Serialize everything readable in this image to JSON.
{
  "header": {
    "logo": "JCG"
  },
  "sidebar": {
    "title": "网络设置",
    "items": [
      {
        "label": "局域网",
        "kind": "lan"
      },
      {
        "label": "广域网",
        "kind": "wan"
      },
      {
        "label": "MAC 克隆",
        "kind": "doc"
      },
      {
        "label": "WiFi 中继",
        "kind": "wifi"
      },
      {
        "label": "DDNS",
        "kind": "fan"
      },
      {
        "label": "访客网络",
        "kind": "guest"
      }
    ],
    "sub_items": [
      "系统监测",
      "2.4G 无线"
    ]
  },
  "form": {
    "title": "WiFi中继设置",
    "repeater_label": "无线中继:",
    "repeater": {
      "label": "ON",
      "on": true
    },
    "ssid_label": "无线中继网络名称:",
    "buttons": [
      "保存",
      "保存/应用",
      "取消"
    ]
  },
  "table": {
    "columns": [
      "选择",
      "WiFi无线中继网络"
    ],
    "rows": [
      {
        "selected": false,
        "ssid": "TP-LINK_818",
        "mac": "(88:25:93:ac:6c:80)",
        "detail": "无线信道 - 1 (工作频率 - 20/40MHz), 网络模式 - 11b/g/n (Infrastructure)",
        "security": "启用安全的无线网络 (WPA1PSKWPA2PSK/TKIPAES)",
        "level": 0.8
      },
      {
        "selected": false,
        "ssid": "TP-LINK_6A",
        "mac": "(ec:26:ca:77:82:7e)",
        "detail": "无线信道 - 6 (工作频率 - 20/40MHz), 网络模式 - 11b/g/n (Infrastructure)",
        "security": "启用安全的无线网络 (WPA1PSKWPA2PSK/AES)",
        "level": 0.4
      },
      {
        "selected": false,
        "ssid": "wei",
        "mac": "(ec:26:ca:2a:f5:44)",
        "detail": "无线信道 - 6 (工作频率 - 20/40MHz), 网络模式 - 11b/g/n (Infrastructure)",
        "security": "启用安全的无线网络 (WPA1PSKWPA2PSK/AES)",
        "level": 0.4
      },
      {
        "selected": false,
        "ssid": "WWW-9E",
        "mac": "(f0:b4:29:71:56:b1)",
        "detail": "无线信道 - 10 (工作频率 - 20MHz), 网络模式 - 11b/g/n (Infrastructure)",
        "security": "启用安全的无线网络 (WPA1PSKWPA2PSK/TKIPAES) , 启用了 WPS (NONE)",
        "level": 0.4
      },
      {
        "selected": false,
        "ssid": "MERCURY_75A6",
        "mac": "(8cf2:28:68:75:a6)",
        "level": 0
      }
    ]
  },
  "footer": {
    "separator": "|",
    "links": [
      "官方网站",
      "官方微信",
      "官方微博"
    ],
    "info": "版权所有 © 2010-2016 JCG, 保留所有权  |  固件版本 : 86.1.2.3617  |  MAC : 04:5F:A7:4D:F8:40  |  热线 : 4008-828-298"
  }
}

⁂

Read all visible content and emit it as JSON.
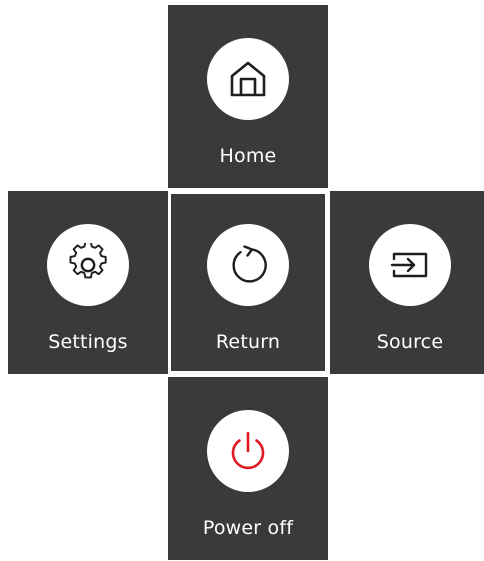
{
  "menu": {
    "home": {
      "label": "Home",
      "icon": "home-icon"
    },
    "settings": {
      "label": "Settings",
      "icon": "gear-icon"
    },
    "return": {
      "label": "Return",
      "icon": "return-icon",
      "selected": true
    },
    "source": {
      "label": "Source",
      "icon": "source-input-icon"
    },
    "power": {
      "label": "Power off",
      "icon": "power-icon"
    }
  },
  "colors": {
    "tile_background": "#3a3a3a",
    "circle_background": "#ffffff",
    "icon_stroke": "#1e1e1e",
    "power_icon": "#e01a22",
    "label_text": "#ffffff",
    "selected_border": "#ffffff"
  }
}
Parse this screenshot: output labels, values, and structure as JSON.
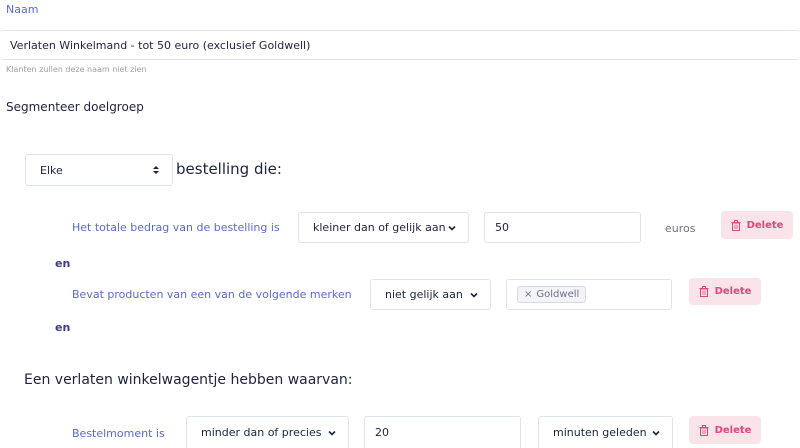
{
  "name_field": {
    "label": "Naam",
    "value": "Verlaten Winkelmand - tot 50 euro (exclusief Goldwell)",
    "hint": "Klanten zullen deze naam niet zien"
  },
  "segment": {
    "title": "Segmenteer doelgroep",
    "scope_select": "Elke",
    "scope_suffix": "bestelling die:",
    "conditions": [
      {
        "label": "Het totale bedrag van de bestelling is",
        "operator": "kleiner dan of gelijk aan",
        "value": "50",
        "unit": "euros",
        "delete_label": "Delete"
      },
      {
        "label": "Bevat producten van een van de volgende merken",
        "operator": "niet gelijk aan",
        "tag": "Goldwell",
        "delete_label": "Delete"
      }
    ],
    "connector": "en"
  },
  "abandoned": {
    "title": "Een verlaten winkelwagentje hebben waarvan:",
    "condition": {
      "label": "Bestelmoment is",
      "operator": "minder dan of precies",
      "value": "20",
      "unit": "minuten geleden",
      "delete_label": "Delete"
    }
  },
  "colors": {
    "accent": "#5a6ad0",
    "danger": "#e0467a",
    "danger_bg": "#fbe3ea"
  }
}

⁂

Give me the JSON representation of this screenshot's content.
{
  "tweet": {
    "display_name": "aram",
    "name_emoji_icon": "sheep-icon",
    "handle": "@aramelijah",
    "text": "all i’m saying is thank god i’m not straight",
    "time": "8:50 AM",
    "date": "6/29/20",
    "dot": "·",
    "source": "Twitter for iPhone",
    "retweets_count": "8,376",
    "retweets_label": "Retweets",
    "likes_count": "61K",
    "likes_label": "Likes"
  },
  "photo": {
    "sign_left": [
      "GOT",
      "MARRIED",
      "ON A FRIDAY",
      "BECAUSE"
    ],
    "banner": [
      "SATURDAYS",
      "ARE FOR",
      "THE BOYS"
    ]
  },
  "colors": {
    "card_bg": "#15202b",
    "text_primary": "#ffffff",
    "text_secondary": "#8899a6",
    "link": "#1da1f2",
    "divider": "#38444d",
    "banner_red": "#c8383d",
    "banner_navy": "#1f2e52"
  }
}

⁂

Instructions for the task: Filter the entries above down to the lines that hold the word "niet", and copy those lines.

Completed exercise:
    "hint": "Klanten zullen deze naam niet zien"
        "operator": "niet gelijk aan",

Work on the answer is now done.